* **Directions**:
Your answer should hold all lines of the entries that include the word "content".

Stored data
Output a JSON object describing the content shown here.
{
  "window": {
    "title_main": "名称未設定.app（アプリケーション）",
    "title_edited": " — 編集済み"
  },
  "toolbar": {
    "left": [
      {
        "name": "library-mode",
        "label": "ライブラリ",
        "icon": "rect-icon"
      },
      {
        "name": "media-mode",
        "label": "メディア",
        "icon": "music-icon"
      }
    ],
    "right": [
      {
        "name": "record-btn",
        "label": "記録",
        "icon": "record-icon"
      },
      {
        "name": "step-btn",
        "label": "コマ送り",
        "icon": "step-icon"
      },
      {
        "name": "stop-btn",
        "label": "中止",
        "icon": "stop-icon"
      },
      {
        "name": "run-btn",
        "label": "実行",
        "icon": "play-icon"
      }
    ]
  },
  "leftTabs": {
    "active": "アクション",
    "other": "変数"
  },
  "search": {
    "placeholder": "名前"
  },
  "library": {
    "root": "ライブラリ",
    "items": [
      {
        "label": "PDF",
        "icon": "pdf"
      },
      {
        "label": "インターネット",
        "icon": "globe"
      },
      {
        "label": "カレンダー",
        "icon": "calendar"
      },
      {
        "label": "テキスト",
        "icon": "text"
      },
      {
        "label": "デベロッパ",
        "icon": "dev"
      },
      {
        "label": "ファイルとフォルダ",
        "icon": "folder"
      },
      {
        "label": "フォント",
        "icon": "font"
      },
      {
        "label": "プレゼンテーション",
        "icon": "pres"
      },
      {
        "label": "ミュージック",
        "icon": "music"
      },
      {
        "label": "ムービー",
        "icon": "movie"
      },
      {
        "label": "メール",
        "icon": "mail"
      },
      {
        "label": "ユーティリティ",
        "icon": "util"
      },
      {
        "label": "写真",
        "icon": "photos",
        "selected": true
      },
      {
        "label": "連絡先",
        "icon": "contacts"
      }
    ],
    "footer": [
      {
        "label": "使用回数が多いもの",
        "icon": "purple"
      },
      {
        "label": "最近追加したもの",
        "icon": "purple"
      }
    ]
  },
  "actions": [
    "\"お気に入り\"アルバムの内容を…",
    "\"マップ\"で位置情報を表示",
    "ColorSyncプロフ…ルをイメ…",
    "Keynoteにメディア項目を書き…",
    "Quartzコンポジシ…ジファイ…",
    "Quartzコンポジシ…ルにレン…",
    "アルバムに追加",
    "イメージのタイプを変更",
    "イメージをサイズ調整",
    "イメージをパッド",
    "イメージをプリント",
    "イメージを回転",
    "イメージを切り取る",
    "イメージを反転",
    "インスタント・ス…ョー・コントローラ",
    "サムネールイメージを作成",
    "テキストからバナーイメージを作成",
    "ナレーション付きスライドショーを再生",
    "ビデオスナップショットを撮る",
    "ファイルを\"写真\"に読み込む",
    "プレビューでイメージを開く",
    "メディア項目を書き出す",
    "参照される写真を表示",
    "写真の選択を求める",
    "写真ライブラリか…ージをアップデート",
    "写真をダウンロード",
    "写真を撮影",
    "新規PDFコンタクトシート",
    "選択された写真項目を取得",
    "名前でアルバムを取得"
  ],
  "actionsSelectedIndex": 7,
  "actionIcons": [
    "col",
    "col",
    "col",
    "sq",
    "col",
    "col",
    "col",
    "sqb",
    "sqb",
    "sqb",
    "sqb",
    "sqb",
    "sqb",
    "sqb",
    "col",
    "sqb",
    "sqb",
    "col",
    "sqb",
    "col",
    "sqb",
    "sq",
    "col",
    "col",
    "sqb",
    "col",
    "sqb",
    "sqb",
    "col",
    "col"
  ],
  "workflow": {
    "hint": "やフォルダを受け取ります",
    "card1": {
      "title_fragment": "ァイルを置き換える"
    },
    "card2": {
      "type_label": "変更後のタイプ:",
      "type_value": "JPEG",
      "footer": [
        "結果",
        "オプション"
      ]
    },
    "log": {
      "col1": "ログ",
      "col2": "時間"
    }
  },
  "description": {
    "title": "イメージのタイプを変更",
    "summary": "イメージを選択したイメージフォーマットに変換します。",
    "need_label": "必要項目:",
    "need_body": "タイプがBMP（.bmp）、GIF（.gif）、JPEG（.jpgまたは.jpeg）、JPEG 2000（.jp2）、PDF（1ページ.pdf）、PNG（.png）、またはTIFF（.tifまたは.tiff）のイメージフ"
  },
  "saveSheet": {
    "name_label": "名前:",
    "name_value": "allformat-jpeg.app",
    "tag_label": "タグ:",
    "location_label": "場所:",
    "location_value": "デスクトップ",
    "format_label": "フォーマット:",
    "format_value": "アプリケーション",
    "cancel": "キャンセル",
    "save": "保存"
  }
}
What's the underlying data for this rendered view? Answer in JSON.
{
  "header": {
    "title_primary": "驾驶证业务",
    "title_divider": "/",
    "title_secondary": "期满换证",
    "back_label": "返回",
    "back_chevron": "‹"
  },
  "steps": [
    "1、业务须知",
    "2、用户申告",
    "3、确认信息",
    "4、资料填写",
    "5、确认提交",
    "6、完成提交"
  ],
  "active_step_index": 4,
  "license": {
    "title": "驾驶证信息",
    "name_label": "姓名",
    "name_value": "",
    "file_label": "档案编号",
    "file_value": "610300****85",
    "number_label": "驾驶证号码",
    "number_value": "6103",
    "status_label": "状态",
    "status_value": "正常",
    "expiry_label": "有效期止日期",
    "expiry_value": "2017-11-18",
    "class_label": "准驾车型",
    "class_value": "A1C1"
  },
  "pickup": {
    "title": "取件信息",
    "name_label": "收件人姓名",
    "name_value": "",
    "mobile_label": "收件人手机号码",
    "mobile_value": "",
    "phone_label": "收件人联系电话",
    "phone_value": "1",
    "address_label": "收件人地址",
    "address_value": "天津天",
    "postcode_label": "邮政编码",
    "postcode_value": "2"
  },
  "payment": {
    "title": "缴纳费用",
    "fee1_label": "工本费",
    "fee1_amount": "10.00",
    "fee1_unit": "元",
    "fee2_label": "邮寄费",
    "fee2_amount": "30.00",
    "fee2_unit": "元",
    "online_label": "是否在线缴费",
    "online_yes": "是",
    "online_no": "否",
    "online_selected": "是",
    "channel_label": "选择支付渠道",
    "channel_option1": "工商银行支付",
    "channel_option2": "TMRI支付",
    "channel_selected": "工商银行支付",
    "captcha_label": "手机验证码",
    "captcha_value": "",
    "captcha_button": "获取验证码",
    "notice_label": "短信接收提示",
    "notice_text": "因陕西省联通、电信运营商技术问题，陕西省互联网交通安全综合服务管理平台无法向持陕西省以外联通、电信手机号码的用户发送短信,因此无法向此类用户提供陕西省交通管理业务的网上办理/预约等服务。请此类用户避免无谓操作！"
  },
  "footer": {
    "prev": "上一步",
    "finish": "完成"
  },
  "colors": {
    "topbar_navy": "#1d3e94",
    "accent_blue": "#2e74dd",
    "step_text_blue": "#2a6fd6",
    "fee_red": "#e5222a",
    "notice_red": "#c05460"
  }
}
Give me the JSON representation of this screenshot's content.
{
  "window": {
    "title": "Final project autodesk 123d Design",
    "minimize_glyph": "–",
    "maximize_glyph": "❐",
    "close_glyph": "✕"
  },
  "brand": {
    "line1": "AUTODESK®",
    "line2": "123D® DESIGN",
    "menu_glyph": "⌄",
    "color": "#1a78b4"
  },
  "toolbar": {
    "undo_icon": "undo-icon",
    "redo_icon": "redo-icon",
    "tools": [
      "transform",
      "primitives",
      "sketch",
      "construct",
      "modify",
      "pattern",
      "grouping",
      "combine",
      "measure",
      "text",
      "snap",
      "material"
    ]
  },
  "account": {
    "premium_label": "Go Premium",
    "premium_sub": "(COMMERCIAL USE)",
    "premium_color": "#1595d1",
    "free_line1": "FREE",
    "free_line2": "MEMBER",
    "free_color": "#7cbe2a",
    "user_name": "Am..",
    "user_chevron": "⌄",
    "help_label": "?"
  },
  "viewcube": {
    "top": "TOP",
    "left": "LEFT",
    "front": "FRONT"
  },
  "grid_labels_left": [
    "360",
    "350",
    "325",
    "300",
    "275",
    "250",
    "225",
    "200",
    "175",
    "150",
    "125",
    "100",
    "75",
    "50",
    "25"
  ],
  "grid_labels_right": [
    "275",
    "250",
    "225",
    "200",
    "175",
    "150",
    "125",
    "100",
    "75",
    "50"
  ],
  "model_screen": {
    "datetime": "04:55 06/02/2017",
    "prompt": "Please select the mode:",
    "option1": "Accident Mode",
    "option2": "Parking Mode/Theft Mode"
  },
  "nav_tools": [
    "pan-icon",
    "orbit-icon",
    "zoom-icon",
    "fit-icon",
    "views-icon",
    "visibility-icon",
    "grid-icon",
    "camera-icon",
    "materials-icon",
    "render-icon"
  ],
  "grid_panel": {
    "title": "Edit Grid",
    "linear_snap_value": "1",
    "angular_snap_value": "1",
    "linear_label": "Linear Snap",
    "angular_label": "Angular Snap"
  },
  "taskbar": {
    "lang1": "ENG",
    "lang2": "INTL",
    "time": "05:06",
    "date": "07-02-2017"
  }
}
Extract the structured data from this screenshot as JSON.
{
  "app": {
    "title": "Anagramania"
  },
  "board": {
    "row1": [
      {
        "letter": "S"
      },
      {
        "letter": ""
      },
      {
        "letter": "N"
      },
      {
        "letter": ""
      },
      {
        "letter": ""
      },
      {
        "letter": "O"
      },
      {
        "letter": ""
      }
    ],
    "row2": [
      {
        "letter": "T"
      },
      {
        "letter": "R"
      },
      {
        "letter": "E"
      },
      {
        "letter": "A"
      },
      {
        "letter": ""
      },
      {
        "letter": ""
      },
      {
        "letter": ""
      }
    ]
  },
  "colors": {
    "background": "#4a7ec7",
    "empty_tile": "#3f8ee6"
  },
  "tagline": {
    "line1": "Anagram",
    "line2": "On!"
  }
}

* **Worked solution**:
Output a JSON object describing the content shown here.
Give me the JSON representation of this screenshot's content.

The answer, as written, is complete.